--- INFORMATION SUPPLIED Enclosed Below ---
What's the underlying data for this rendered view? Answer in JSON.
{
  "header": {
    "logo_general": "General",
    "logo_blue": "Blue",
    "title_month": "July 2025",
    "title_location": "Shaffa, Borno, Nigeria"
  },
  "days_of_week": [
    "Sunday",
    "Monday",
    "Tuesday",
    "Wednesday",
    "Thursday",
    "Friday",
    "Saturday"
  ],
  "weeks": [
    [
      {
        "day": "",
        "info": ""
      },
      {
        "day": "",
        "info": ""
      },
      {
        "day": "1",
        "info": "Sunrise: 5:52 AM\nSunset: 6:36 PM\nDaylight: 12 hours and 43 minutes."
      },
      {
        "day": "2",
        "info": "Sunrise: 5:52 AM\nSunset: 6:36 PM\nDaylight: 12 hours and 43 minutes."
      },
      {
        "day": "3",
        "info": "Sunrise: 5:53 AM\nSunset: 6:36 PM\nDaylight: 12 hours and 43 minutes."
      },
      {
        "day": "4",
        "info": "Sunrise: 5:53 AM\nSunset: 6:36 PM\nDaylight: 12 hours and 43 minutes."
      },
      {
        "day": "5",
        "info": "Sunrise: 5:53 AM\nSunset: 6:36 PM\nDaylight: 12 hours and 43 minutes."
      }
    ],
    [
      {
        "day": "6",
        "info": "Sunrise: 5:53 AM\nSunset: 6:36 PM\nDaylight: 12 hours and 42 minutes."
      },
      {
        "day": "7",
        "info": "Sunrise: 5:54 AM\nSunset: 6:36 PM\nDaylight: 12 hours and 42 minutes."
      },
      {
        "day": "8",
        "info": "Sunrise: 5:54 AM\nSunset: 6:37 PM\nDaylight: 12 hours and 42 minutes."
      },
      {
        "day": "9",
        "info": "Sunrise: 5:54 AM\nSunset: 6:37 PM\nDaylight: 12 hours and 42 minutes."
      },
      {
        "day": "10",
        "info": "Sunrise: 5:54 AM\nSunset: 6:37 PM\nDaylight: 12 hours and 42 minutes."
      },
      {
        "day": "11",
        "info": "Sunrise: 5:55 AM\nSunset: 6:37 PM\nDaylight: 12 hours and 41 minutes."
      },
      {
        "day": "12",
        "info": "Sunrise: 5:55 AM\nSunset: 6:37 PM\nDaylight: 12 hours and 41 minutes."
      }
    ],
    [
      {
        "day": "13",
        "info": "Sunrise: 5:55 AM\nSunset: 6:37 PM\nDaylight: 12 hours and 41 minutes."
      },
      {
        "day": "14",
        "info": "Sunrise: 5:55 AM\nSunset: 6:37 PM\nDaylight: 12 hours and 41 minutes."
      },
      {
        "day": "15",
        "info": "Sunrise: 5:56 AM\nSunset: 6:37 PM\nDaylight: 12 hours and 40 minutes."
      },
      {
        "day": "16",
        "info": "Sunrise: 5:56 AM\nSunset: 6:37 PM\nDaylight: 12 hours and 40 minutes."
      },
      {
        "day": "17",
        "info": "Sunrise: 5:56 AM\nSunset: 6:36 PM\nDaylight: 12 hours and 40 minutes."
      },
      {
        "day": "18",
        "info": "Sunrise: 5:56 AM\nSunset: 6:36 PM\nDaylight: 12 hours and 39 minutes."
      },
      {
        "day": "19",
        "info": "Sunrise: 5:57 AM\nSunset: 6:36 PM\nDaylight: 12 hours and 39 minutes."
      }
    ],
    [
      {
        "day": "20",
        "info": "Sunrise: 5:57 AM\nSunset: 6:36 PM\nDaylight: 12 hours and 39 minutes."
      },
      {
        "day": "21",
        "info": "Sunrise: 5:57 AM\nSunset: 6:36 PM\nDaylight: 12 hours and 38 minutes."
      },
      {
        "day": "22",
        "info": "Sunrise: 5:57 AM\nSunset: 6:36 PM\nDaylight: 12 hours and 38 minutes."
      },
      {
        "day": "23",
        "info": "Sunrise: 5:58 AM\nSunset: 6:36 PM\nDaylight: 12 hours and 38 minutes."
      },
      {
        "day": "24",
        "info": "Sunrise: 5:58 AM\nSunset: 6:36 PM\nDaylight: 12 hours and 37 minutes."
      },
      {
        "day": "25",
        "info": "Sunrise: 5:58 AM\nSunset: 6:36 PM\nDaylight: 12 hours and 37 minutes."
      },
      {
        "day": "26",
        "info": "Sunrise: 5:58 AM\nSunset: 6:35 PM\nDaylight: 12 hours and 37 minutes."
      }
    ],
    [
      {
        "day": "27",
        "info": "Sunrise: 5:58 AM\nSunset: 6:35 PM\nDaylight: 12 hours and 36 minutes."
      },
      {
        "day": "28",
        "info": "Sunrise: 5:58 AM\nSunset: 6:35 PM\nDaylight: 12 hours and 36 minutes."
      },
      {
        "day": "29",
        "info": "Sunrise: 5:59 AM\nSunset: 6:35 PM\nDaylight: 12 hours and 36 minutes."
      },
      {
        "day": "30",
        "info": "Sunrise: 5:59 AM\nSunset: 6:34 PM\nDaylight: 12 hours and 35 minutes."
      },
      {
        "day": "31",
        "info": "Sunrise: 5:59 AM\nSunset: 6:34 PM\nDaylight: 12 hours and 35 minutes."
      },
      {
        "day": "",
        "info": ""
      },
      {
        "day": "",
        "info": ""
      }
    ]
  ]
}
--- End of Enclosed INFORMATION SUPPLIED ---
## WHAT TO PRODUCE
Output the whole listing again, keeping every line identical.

## WRITTEN ANSWER
What's the underlying data for this rendered view? Answer in JSON.
{
  "header": {
    "logo_general": "General",
    "logo_blue": "Blue",
    "title_month": "July 2025",
    "title_location": "Shaffa, Borno, Nigeria"
  },
  "days_of_week": [
    "Sunday",
    "Monday",
    "Tuesday",
    "Wednesday",
    "Thursday",
    "Friday",
    "Saturday"
  ],
  "weeks": [
    [
      {
        "day": "",
        "info": ""
      },
      {
        "day": "",
        "info": ""
      },
      {
        "day": "1",
        "info": "Sunrise: 5:52 AM\nSunset: 6:36 PM\nDaylight: 12 hours and 43 minutes."
      },
      {
        "day": "2",
        "info": "Sunrise: 5:52 AM\nSunset: 6:36 PM\nDaylight: 12 hours and 43 minutes."
      },
      {
        "day": "3",
        "info": "Sunrise: 5:53 AM\nSunset: 6:36 PM\nDaylight: 12 hours and 43 minutes."
      },
      {
        "day": "4",
        "info": "Sunrise: 5:53 AM\nSunset: 6:36 PM\nDaylight: 12 hours and 43 minutes."
      },
      {
        "day": "5",
        "info": "Sunrise: 5:53 AM\nSunset: 6:36 PM\nDaylight: 12 hours and 43 minutes."
      }
    ],
    [
      {
        "day": "6",
        "info": "Sunrise: 5:53 AM\nSunset: 6:36 PM\nDaylight: 12 hours and 42 minutes."
      },
      {
        "day": "7",
        "info": "Sunrise: 5:54 AM\nSunset: 6:36 PM\nDaylight: 12 hours and 42 minutes."
      },
      {
        "day": "8",
        "info": "Sunrise: 5:54 AM\nSunset: 6:37 PM\nDaylight: 12 hours and 42 minutes."
      },
      {
        "day": "9",
        "info": "Sunrise: 5:54 AM\nSunset: 6:37 PM\nDaylight: 12 hours and 42 minutes."
      },
      {
        "day": "10",
        "info": "Sunrise: 5:54 AM\nSunset: 6:37 PM\nDaylight: 12 hours and 42 minutes."
      },
      {
        "day": "11",
        "info": "Sunrise: 5:55 AM\nSunset: 6:37 PM\nDaylight: 12 hours and 41 minutes."
      },
      {
        "day": "12",
        "info": "Sunrise: 5:55 AM\nSunset: 6:37 PM\nDaylight: 12 hours and 41 minutes."
      }
    ],
    [
      {
        "day": "13",
        "info": "Sunrise: 5:55 AM\nSunset: 6:37 PM\nDaylight: 12 hours and 41 minutes."
      },
      {
        "day": "14",
        "info": "Sunrise: 5:55 AM\nSunset: 6:37 PM\nDaylight: 12 hours and 41 minutes."
      },
      {
        "day": "15",
        "info": "Sunrise: 5:56 AM\nSunset: 6:37 PM\nDaylight: 12 hours and 40 minutes."
      },
      {
        "day": "16",
        "info": "Sunrise: 5:56 AM\nSunset: 6:37 PM\nDaylight: 12 hours and 40 minutes."
      },
      {
        "day": "17",
        "info": "Sunrise: 5:56 AM\nSunset: 6:36 PM\nDaylight: 12 hours and 40 minutes."
      },
      {
        "day": "18",
        "info": "Sunrise: 5:56 AM\nSunset: 6:36 PM\nDaylight: 12 hours and 39 minutes."
      },
      {
        "day": "19",
        "info": "Sunrise: 5:57 AM\nSunset: 6:36 PM\nDaylight: 12 hours and 39 minutes."
      }
    ],
    [
      {
        "day": "20",
        "info": "Sunrise: 5:57 AM\nSunset: 6:36 PM\nDaylight: 12 hours and 39 minutes."
      },
      {
        "day": "21",
        "info": "Sunrise: 5:57 AM\nSunset: 6:36 PM\nDaylight: 12 hours and 38 minutes."
      },
      {
        "day": "22",
        "info": "Sunrise: 5:57 AM\nSunset: 6:36 PM\nDaylight: 12 hours and 38 minutes."
      },
      {
        "day": "23",
        "info": "Sunrise: 5:58 AM\nSunset: 6:36 PM\nDaylight: 12 hours and 38 minutes."
      },
      {
        "day": "24",
        "info": "Sunrise: 5:58 AM\nSunset: 6:36 PM\nDaylight: 12 hours and 37 minutes."
      },
      {
        "day": "25",
        "info": "Sunrise: 5:58 AM\nSunset: 6:36 PM\nDaylight: 12 hours and 37 minutes."
      },
      {
        "day": "26",
        "info": "Sunrise: 5:58 AM\nSunset: 6:35 PM\nDaylight: 12 hours and 37 minutes."
      }
    ],
    [
      {
        "day": "27",
        "info": "Sunrise: 5:58 AM\nSunset: 6:35 PM\nDaylight: 12 hours and 36 minutes."
      },
      {
        "day": "28",
        "info": "Sunrise: 5:58 AM\nSunset: 6:35 PM\nDaylight: 12 hours and 36 minutes."
      },
      {
        "day": "29",
        "info": "Sunrise: 5:59 AM\nSunset: 6:35 PM\nDaylight: 12 hours and 36 minutes."
      },
      {
        "day": "30",
        "info": "Sunrise: 5:59 AM\nSunset: 6:34 PM\nDaylight: 12 hours and 35 minutes."
      },
      {
        "day": "31",
        "info": "Sunrise: 5:59 AM\nSunset: 6:34 PM\nDaylight: 12 hours and 35 minutes."
      },
      {
        "day": "",
        "info": ""
      },
      {
        "day": "",
        "info": ""
      }
    ]
  ]
}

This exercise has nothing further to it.